HOUSTON -- Enron founder Kenneth Lay's trial on charges related to his personal banking will be held next year, a judge decided yesterday.
Lay is accused of lying to banks about his intention to use their loans to buy Enron stock on margin before the company crashed in December 2001. Prosecutors had wanted the trial to begin as early as next month.
''The desire to try this case fairly outweighs expedition," US District Judge Sim Lake said.
Lay said in court papers last week and repeated in court yesterday that he wanted Lake to hear and decide the banking case at the same time that jurors are deliberating the verdict of a larger fraud and conspiracy case pending against him, former Enron chief executive Jeffrey Skilling and former top accountant Richard Causey.
That trial is slated to begin in January and is expected to last several months.

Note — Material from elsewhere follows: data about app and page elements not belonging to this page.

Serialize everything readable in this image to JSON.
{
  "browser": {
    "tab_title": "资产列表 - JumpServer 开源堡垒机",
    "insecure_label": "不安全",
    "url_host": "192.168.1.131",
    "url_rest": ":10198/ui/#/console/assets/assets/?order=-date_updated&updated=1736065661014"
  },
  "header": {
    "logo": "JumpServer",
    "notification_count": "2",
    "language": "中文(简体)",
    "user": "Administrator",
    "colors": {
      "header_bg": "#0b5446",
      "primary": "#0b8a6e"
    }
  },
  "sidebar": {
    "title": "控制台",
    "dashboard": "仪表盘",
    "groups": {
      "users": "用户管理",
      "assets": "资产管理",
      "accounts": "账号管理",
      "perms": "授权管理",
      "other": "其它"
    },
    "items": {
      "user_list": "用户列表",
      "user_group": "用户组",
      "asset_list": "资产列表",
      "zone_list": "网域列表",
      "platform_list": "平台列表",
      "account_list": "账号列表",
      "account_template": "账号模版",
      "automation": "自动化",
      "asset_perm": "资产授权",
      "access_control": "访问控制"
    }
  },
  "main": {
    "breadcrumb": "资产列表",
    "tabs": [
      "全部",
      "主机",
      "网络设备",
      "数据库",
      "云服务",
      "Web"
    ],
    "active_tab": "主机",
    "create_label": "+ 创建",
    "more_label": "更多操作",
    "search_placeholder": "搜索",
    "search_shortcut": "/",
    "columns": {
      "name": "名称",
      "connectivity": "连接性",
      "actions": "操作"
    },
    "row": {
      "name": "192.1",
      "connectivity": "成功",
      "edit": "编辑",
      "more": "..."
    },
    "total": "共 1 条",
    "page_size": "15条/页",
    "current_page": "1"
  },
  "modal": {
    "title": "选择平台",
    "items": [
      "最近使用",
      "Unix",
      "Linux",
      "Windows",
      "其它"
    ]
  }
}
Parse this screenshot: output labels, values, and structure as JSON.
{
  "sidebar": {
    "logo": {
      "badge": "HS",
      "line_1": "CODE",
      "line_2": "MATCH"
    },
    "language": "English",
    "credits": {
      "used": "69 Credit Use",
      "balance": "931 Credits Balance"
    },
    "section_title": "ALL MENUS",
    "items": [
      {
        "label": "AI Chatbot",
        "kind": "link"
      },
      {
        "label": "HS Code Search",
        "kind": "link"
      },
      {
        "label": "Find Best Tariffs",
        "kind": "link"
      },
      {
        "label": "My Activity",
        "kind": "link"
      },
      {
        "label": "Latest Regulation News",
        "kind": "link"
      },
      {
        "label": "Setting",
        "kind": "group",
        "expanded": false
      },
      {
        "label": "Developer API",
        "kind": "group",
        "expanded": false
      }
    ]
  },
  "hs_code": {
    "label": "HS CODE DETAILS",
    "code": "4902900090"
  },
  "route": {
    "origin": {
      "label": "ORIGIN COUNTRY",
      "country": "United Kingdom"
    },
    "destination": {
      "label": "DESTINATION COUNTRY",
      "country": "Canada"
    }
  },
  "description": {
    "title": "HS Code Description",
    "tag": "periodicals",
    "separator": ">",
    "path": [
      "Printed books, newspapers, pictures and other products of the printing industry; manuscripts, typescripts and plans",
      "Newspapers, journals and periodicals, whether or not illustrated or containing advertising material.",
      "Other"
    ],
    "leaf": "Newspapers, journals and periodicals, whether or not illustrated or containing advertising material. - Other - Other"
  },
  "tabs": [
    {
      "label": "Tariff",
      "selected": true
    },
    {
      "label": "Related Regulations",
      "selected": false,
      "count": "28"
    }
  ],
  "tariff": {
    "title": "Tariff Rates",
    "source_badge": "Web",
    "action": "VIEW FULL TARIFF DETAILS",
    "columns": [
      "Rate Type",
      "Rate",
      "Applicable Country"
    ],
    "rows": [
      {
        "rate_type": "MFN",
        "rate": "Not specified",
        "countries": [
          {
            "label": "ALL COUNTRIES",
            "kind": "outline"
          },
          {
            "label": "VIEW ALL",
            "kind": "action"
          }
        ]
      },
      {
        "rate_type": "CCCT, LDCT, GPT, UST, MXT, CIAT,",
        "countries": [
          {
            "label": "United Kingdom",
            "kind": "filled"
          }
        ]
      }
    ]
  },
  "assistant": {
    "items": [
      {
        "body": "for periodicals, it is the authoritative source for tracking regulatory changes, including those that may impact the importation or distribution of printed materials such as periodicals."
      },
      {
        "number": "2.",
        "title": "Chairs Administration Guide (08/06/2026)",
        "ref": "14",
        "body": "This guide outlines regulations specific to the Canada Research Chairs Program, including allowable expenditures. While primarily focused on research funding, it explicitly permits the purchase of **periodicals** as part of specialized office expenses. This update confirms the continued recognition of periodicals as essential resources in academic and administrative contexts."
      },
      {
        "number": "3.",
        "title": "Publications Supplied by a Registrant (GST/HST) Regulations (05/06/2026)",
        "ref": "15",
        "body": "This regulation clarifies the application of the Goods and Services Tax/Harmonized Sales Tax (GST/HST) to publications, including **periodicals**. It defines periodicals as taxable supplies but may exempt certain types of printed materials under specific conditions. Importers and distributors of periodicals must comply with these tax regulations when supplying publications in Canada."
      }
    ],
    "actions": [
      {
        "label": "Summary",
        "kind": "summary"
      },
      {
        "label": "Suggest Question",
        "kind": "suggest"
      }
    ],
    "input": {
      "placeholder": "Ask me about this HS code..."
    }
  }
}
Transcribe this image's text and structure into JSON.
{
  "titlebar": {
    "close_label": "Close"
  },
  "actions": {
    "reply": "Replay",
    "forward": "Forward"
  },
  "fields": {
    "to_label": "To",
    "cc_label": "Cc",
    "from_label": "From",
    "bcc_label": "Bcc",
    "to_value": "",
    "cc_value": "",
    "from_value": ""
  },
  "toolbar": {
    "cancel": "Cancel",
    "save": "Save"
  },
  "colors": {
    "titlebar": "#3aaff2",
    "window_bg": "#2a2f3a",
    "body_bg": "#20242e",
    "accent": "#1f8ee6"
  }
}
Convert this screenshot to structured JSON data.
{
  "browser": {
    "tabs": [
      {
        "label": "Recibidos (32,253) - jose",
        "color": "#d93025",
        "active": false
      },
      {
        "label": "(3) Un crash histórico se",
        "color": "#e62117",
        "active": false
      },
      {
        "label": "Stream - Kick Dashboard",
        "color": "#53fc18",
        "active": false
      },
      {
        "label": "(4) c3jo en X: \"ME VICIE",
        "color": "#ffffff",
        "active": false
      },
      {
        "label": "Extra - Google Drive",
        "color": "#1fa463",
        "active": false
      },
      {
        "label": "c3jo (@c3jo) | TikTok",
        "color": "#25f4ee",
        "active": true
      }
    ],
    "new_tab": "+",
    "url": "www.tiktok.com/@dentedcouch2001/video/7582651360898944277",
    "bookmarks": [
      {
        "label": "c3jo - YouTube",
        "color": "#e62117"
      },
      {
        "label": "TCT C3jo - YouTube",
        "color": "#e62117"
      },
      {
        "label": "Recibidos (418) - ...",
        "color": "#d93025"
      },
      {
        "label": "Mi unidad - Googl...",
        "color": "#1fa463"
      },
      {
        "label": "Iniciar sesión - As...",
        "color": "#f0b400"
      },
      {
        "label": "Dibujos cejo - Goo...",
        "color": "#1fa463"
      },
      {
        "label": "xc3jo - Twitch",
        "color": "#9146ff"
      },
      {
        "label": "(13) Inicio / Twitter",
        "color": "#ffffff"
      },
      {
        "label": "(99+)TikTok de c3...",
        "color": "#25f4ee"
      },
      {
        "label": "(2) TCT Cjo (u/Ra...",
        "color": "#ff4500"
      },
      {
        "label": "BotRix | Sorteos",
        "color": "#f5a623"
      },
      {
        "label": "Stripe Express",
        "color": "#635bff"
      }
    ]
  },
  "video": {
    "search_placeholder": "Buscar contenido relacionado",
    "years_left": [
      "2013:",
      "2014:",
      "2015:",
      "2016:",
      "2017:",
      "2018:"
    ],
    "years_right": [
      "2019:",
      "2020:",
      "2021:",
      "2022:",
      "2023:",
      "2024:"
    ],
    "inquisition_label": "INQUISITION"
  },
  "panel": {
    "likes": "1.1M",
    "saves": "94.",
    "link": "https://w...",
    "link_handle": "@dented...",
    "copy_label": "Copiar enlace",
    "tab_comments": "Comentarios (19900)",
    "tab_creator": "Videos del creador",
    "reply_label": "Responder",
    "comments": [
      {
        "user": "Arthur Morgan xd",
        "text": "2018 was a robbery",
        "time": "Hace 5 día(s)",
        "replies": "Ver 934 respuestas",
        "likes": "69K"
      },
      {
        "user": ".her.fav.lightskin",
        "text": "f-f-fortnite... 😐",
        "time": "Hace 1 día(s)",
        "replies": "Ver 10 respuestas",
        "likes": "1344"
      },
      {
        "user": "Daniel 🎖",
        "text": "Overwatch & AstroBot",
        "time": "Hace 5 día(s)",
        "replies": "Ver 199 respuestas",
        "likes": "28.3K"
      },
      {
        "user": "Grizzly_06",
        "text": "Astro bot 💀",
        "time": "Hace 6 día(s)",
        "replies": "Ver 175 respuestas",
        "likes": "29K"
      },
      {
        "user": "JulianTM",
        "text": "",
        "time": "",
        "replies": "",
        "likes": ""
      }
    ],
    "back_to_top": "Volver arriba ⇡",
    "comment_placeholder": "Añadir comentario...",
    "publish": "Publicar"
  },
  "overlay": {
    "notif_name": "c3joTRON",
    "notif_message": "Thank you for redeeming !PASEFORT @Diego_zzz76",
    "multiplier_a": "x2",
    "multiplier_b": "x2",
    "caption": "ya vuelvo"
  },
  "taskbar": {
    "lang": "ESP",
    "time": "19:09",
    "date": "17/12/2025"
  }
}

Prosecutors expressed concern that Lay may decide later he wants a jury trial on the bank charges. Lake questioned Lay to make sure he understood he was giving up his right to a jury trial.